- [Requirement]
Gather each line of the entries below that includes "Super".
━━━━━ Data provided
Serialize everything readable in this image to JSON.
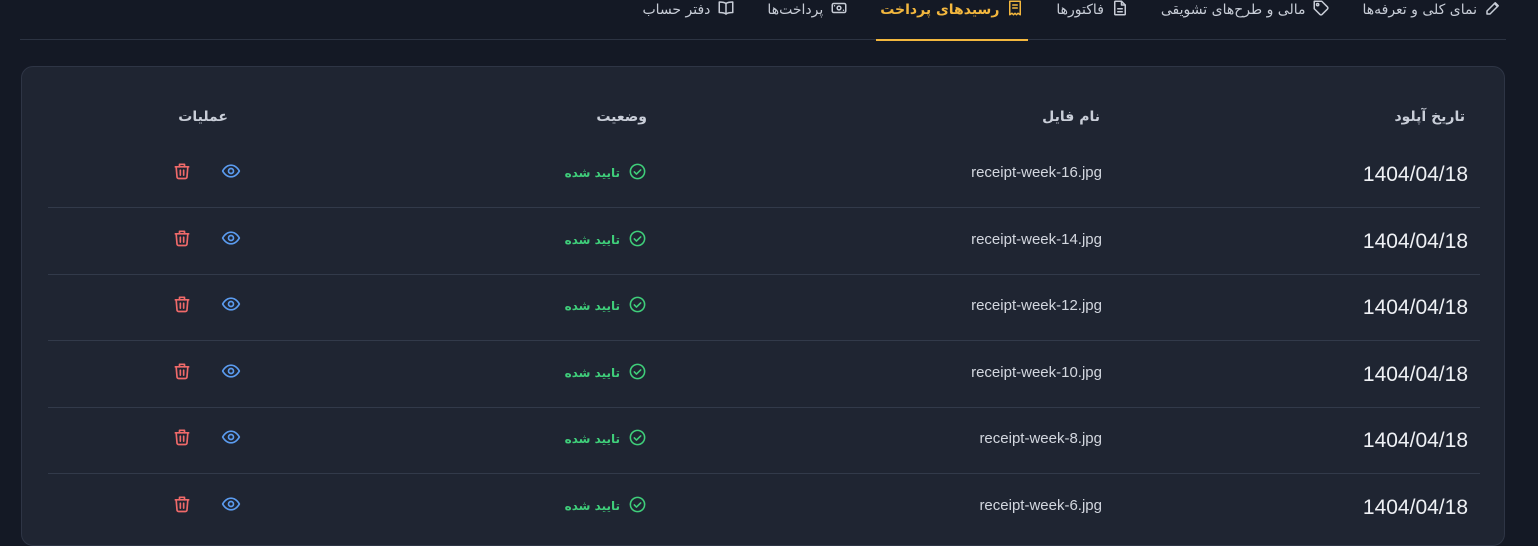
{
  "tabs": [
    {
      "label": "نمای کلی و تعرفه‌ها",
      "icon": "pencil-icon",
      "active": false
    },
    {
      "label": "مالی و طرح‌های تشویقی",
      "icon": "tag-icon",
      "active": false
    },
    {
      "label": "فاکتورها",
      "icon": "document-icon",
      "active": false
    },
    {
      "label": "رسیدهای پرداخت",
      "icon": "receipt-icon",
      "active": true
    },
    {
      "label": "پرداخت‌ها",
      "icon": "cash-icon",
      "active": false
    },
    {
      "label": "دفتر حساب",
      "icon": "book-icon",
      "active": false
    }
  ],
  "table": {
    "headers": {
      "date": "تاریخ آپلود",
      "file": "نام فایل",
      "status": "وضعیت",
      "actions": "عملیات"
    },
    "rows": [
      {
        "date": "1404/04/18",
        "file": "receipt-week-16.jpg",
        "status": "تایید شده"
      },
      {
        "date": "1404/04/18",
        "file": "receipt-week-14.jpg",
        "status": "تایید شده"
      },
      {
        "date": "1404/04/18",
        "file": "receipt-week-12.jpg",
        "status": "تایید شده"
      },
      {
        "date": "1404/04/18",
        "file": "receipt-week-10.jpg",
        "status": "تایید شده"
      },
      {
        "date": "1404/04/18",
        "file": "receipt-week-8.jpg",
        "status": "تایید شده"
      },
      {
        "date": "1404/04/18",
        "file": "receipt-week-6.jpg",
        "status": "تایید شده"
      }
    ]
  },
  "colors": {
    "accent": "#f3b73e",
    "success": "#3fce7a",
    "view": "#5b9cf0",
    "danger": "#f06a6a"
  }
}
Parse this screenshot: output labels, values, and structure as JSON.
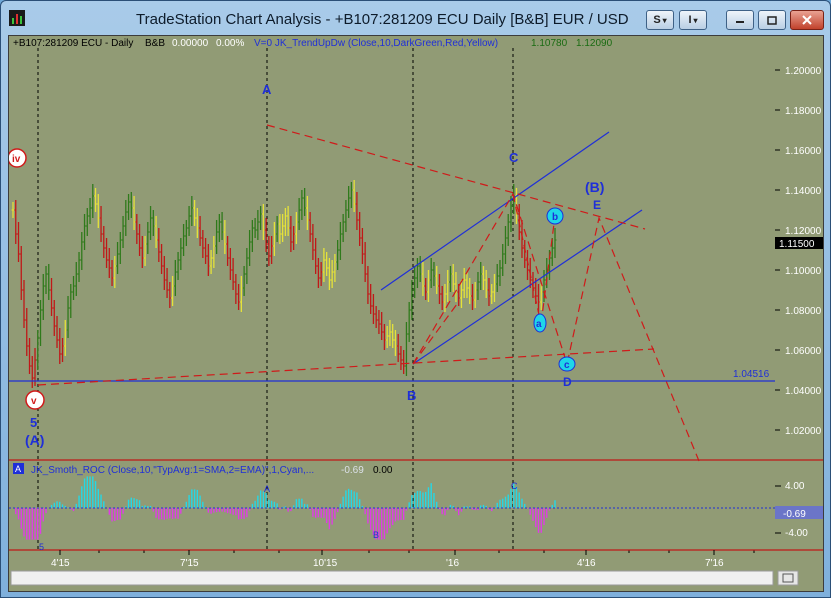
{
  "window": {
    "title": "TradeStation Chart Analysis - +B107:281209 ECU Daily [B&B] EUR / USD",
    "buttons": [
      "S",
      "I"
    ]
  },
  "chart": {
    "header_symbol": "+B107:281209 ECU - Daily",
    "header_bb": "B&B",
    "header_value": "0.00000",
    "header_pct": "0.00%",
    "header_indicator": "V=0  JK_TrendUpDw (Close,10,DarkGreen,Red,Yellow)",
    "header_val1": "1.10780",
    "header_val2": "1.12090",
    "last_price": "1.11500",
    "support_level": "1.04516",
    "wave_labels": {
      "A": "A",
      "B": "B",
      "C": "C",
      "D": "D",
      "E": "E",
      "bigB": "(B)",
      "bigA": "(A)",
      "five": "5",
      "iv": "iv",
      "v": "v",
      "a": "a",
      "b": "b",
      "c": "c"
    },
    "colors": {
      "up": "#2f7a1b",
      "down": "#c01818",
      "flat": "#e5e23a",
      "channel": "#1f2fd8",
      "dash": "#d01a1a"
    }
  },
  "oscillator": {
    "label_box": "A",
    "header": "JK_Smoth_ROC (Close,10,\"TypAvg:1=SMA,2=EMA)\",1,Cyan,...",
    "val1": "-0.69",
    "val2": "0.00",
    "current": "-0.69",
    "labels": {
      "A": "A",
      "B": "B",
      "C": "C",
      "five": "5"
    }
  },
  "chart_data": {
    "type": "line",
    "yaxis_ticks": [
      "1.20000",
      "1.18000",
      "1.16000",
      "1.14000",
      "1.12000",
      "1.10000",
      "1.08000",
      "1.06000",
      "1.04000",
      "1.02000"
    ],
    "ylim": [
      1.0,
      1.207
    ],
    "x": [
      "4'15",
      "7'15",
      "10'15",
      "'16",
      "4'16",
      "7'16"
    ],
    "osc_ticks": [
      "4.00",
      "-4.00"
    ],
    "osc_ylim": [
      -6.0,
      6.0
    ],
    "series": [
      {
        "values": [
          1.13,
          1.118,
          1.108,
          1.09,
          1.075,
          1.062,
          1.052,
          1.046,
          1.055,
          1.066,
          1.08,
          1.092,
          1.098,
          1.09,
          1.081,
          1.072,
          1.065,
          1.058,
          1.062,
          1.07,
          1.081,
          1.089,
          1.092,
          1.098,
          1.105,
          1.114,
          1.122,
          1.127,
          1.131,
          1.137,
          1.133,
          1.126,
          1.118,
          1.111,
          1.105,
          1.101,
          1.096,
          1.102,
          1.108,
          1.115,
          1.122,
          1.129,
          1.134,
          1.131,
          1.124,
          1.118,
          1.111,
          1.106,
          1.113,
          1.119,
          1.126,
          1.122,
          1.115,
          1.109,
          1.102,
          1.095,
          1.09,
          1.086,
          1.092,
          1.099,
          1.105,
          1.111,
          1.117,
          1.121,
          1.127,
          1.131,
          1.126,
          1.121,
          1.116,
          1.111,
          1.107,
          1.102,
          1.106,
          1.112,
          1.119,
          1.124,
          1.119,
          1.113,
          1.106,
          1.1,
          1.094,
          1.088,
          1.084,
          1.091,
          1.098,
          1.106,
          1.114,
          1.121,
          1.12,
          1.124,
          1.128,
          1.12,
          1.113,
          1.107,
          1.112,
          1.118,
          1.123,
          1.118,
          1.122,
          1.127,
          1.121,
          1.114,
          1.118,
          1.124,
          1.13,
          1.136,
          1.131,
          1.125,
          1.118,
          1.11,
          1.102,
          1.096,
          1.099,
          1.105,
          1.101,
          1.095,
          1.099,
          1.104,
          1.11,
          1.118,
          1.124,
          1.13,
          1.136,
          1.14,
          1.133,
          1.125,
          1.116,
          1.108,
          1.098,
          1.088,
          1.082,
          1.078,
          1.075,
          1.073,
          1.069,
          1.065,
          1.067,
          1.069,
          1.065,
          1.062,
          1.058,
          1.055,
          1.052,
          1.068,
          1.08,
          1.09,
          1.096,
          1.102,
          1.098,
          1.092,
          1.089,
          1.095,
          1.1,
          1.097,
          1.092,
          1.088,
          1.084,
          1.088,
          1.094,
          1.098,
          1.093,
          1.089,
          1.086,
          1.09,
          1.095,
          1.091,
          1.087,
          1.085,
          1.09,
          1.094,
          1.098,
          1.095,
          1.09,
          1.087,
          1.089,
          1.093,
          1.097,
          1.101,
          1.108,
          1.116,
          1.124,
          1.132,
          1.137,
          1.128,
          1.119,
          1.111,
          1.105,
          1.1,
          1.095,
          1.091,
          1.087,
          1.084,
          1.089,
          1.095,
          1.1,
          1.106,
          1.111,
          1.115
        ]
      }
    ]
  }
}
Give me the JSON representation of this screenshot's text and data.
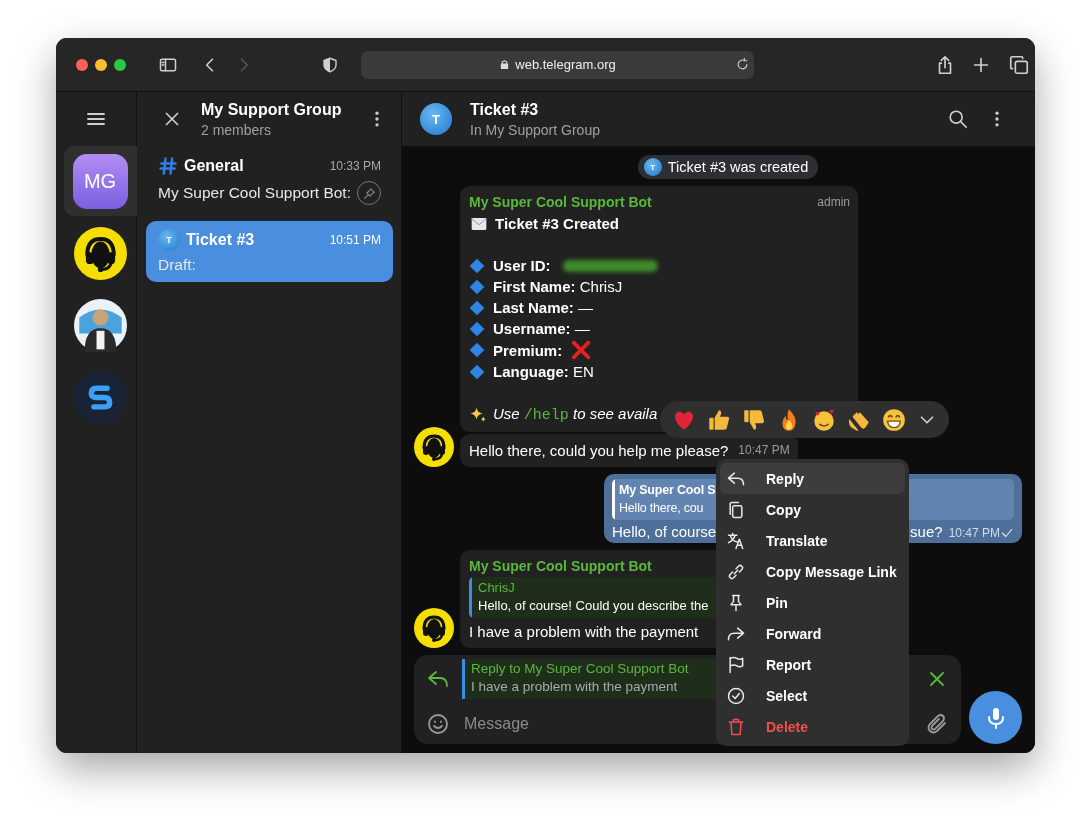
{
  "browser": {
    "url": "web.telegram.org",
    "forward_disabled": true
  },
  "rail": {
    "items": [
      {
        "kind": "initials",
        "label": "MG",
        "selected": true
      },
      {
        "kind": "headset",
        "selected": false
      },
      {
        "kind": "picture",
        "selected": false
      },
      {
        "kind": "logo",
        "selected": false
      }
    ]
  },
  "group_panel": {
    "title": "My Support Group",
    "subtitle": "2 members"
  },
  "chats": [
    {
      "kind": "hash",
      "name": "General",
      "time": "10:33 PM",
      "preview": "My Super Cool Support Bot:",
      "pinned": true,
      "selected": false
    },
    {
      "kind": "bubble",
      "icon_letter": "T",
      "name": "Ticket #3",
      "time": "10:51 PM",
      "preview": "Draft:",
      "pinned": false,
      "selected": true
    }
  ],
  "chat_header": {
    "avatar_letter": "T",
    "title": "Ticket #3",
    "subtitle": "In My Support Group"
  },
  "service_message": {
    "icon_letter": "T",
    "text": "Ticket #3 was created"
  },
  "card": {
    "sender": "My Super Cool Support Bot",
    "badge": "admin",
    "title": "Ticket #3 Created",
    "fields": [
      {
        "label": "User ID:",
        "kind": "redacted"
      },
      {
        "label": "First Name:",
        "kind": "text",
        "value": "ChrisJ"
      },
      {
        "label": "Last Name:",
        "kind": "text",
        "value": "—"
      },
      {
        "label": "Username:",
        "kind": "text",
        "value": "—"
      },
      {
        "label": "Premium:",
        "kind": "cross"
      },
      {
        "label": "Language:",
        "kind": "text",
        "value": "EN"
      }
    ],
    "hint": {
      "before": "Use ",
      "code": "/help",
      "after": " to see availa"
    }
  },
  "incoming_1": {
    "text": "Hello there, could you help me please?",
    "time": "10:47 PM"
  },
  "outgoing": {
    "quote_sender": "My Super Cool S",
    "quote_text": "Hello there, cou",
    "text_start": "Hello, of course",
    "text_end": "sue?",
    "time": "10:47 PM",
    "sent": true
  },
  "incoming_2": {
    "sender": "My Super Cool Support Bot",
    "quote_sender": "ChrisJ",
    "quote_text": "Hello, of course! Could you describe the",
    "text": "I have a problem with the payment"
  },
  "composer": {
    "reply_title": "Reply to My Super Cool Support Bot",
    "reply_text": "I have a problem with the payment",
    "placeholder": "Message"
  },
  "reactions": [
    {
      "kind": "heart"
    },
    {
      "kind": "thumbs_up"
    },
    {
      "kind": "thumbs_down"
    },
    {
      "kind": "fire"
    },
    {
      "kind": "hearts_face"
    },
    {
      "kind": "clap"
    },
    {
      "kind": "grin"
    }
  ],
  "context_menu": [
    {
      "kind": "reply",
      "label": "Reply",
      "danger": false,
      "selected": true
    },
    {
      "kind": "copy",
      "label": "Copy",
      "danger": false,
      "selected": false
    },
    {
      "kind": "translate",
      "label": "Translate",
      "danger": false,
      "selected": false
    },
    {
      "kind": "link",
      "label": "Copy Message Link",
      "danger": false,
      "selected": false
    },
    {
      "kind": "pin",
      "label": "Pin",
      "danger": false,
      "selected": false
    },
    {
      "kind": "forward",
      "label": "Forward",
      "danger": false,
      "selected": false
    },
    {
      "kind": "flag",
      "label": "Report",
      "danger": false,
      "selected": false
    },
    {
      "kind": "select",
      "label": "Select",
      "danger": false,
      "selected": false
    },
    {
      "kind": "delete",
      "label": "Delete",
      "danger": true,
      "selected": false
    }
  ]
}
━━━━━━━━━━
- [Result of this task]
      "preview": "My Super Cool Support Bot:",
    "sender": "My Super Cool Support Bot",
    "quote_sender": "My Super Cool S",
    "sender": "My Super Cool Support Bot",
    "reply_title": "Reply to My Super Cool Support Bot",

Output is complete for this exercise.